Why am I not available to be touched or to touch you?
Is there something distracting me?
Am I carrying something from earlier in the day into this moment?
Am I worried, unable to get out of my head, feeling stressed, rushed, or pressure to perform?
How do you feel when I affect disinterest or a lack of desire?
Do you hear my resistance as an excuse?
What story do you tell yourself about why I am not available?
How do you respond to that now and next time?
The story I tell about you or me is very compelling.
How does the way I respond to you sexually, my communication, my demonstration of trust in you, and my expression of vulnerability with you mirror my behavior around our disagreements, challenging topics, stressful situations, opportunities for fun, approaches to new adventures, decision making, finances, and frustrations?
Do I take the time to be curious?
To say what is really on my mind?
Do I share my thoughts and feelings?
Do I ask for what I want, and am I curious about what you want?

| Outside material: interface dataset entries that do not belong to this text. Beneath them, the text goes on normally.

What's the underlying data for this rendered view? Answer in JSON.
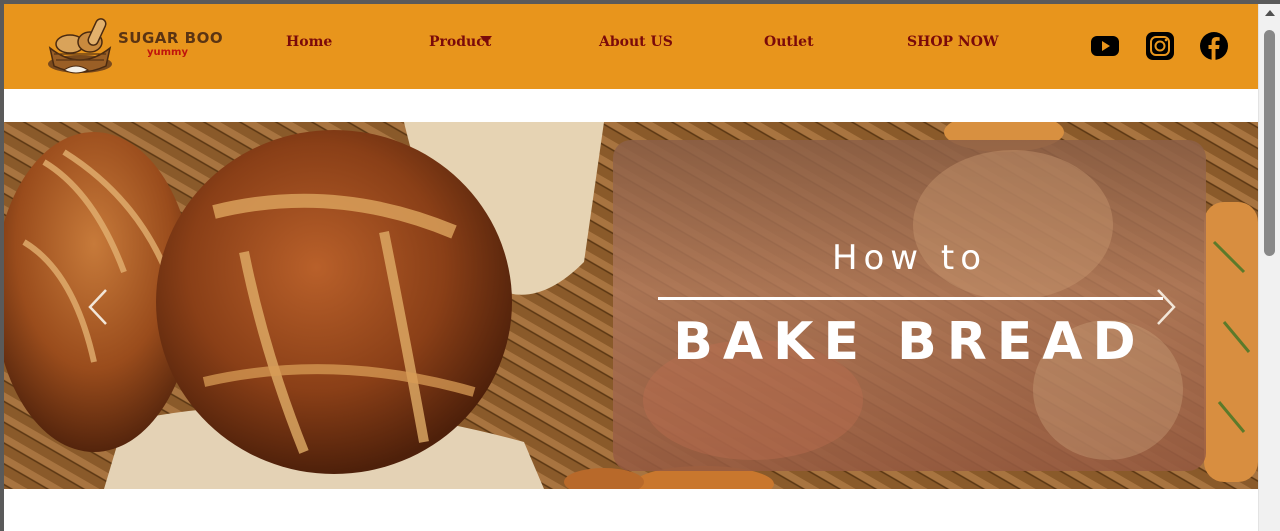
{
  "brand": {
    "name": "SUGAR BOO",
    "tagline": "yummy"
  },
  "nav": {
    "home": "Home",
    "product": "Product",
    "about": "About US",
    "outlet": "Outlet",
    "shop": "SHOP NOW"
  },
  "social": [
    "youtube-icon",
    "instagram-icon",
    "facebook-icon"
  ],
  "hero": {
    "line1": "How to",
    "line2": "BAKE BREAD",
    "prev_icon": "chevron-left-icon",
    "next_icon": "chevron-right-icon"
  },
  "colors": {
    "header_bg": "#e8951c",
    "nav_text": "#7a0a0a",
    "brand_text": "#5a3413",
    "tagline_text": "#c0140c"
  }
}
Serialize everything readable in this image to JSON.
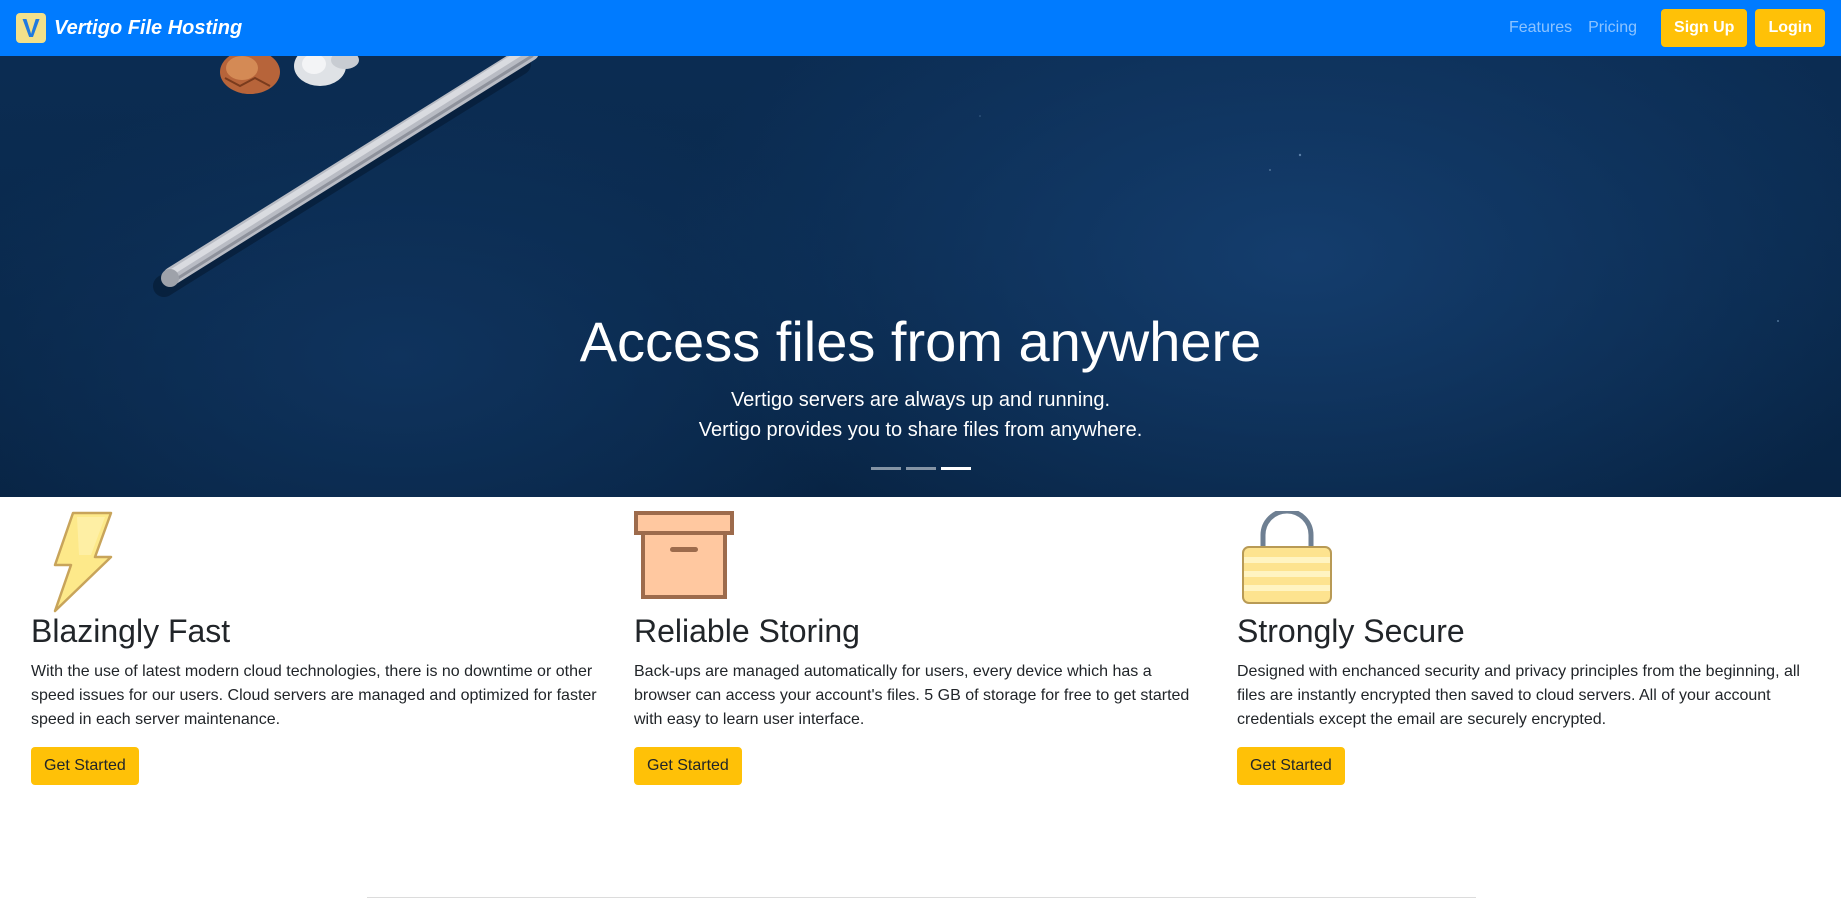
{
  "navbar": {
    "logo_letter": "V",
    "brand": "Vertigo File Hosting",
    "links": [
      "Features",
      "Pricing"
    ],
    "signup": "Sign Up",
    "login": "Login",
    "background": "#007bff",
    "button_color": "#ffc107"
  },
  "hero": {
    "title": "Access files from anywhere",
    "line1": "Vertigo servers are always up and running.",
    "line2": "Vertigo provides you to share files from anywhere.",
    "slides": 3,
    "active_slide": 3
  },
  "features": [
    {
      "icon": "lightning-icon",
      "title": "Blazingly Fast",
      "text": "With the use of latest modern cloud technologies, there is no downtime or other speed issues for our users. Cloud servers are managed and optimized for faster speed in each server maintenance.",
      "button": "Get Started"
    },
    {
      "icon": "box-icon",
      "title": "Reliable Storing",
      "text": "Back-ups are managed automatically for users, every device which has a browser can access your account's files. 5 GB of storage for free to get started with easy to learn user interface.",
      "button": "Get Started"
    },
    {
      "icon": "lock-icon",
      "title": "Strongly Secure",
      "text": "Designed with enchanced security and privacy principles from the beginning, all files are instantly encrypted then saved to cloud servers. All of your account credentials except the email are securely encrypted.",
      "button": "Get Started"
    }
  ]
}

Or do I clam up and shut down?
- Does my failure to engage with you tell a story about our relationship or an enduring or temporary story about me?
This is what emotional maturity looks like.
The only way that I see hope for deeply, consciously connecting with my partner, is through communication, trust, and vulnerability. Most of us have not been taught how to do that with each other. That is not a failing, just a fact. If you have an inkling of how to show up completely emotionally educated, chances are you are not reading articles like this!
The rest of us may have some skills coming into our relationships and then discover that our partner brings out the best and the worst in us. The worst moments are the most informative for relationship deepening and growth. Embrace them!
With Imago, there is HOPE.
Using Imago dialogue and other consciously connecting behaviors, we learn to create abundance, listen to our beloved, choose curiosity over fear and have the strength not to take things personally that are not ours to pick up.
So, I ask you, when was the last time you've had sex and was it satisfying on so many different levels? Can we talk about it?
If you are struggling in your relationship with sex and communication, we are here to help. Check out our Imago Relationship Workshops and Relationship Therapy. We also have Online Couples Therapy and Online Couples Workshops right now!
This blog post was written by Hayley Hoffman, MA, LPC
Hayley is a psychodynamically trained clinical counselor focusing on helping couples and individuals to live relationally and to navigate life’s terms. After obtaining a Master’s in Clinical Counseling from Northwestern University, she became a Certified Imago Relationship Therapist. She is currently earning certification in sex therapy for couples (CSCT).
Hayley works from an empathic stance, helping clients through the process of noticing, identifying and understanding patterns of behavior that, while once useful coping mechanisms are no longer working. Together with her clients, they explore attachment meaning, past and current dynamics, and new behaviors that lead to consciously connected relationships with self and others.
Hayley’s practice is rooted in “unconditional positive regard,” creating a safe haven for exploring vulnerability and change, and a spiritual approach to life’s ups and downs, drawing on the lessons she has learned in Imago Therapy, 12 step work, and psychodynamic clinical theory. Her client base is focused on adults, individuals, and couples. Her area of focus is couples, relational difficulties, group therapy, overcoming anxiety and depression, faith/spirituality and establishing and meeting personal goals.
Prior to her work at The Imago Center, Hayley worked in management with national and local businesses. She completed a Master’s degree in Clinical Counseling from Northwestern University in Evanston, IL. She has more than a decade of experience with 12 Step programs. Hayley and her husband have lived in DC off and on for the last 35 years. Between them, they have 5 adult kids.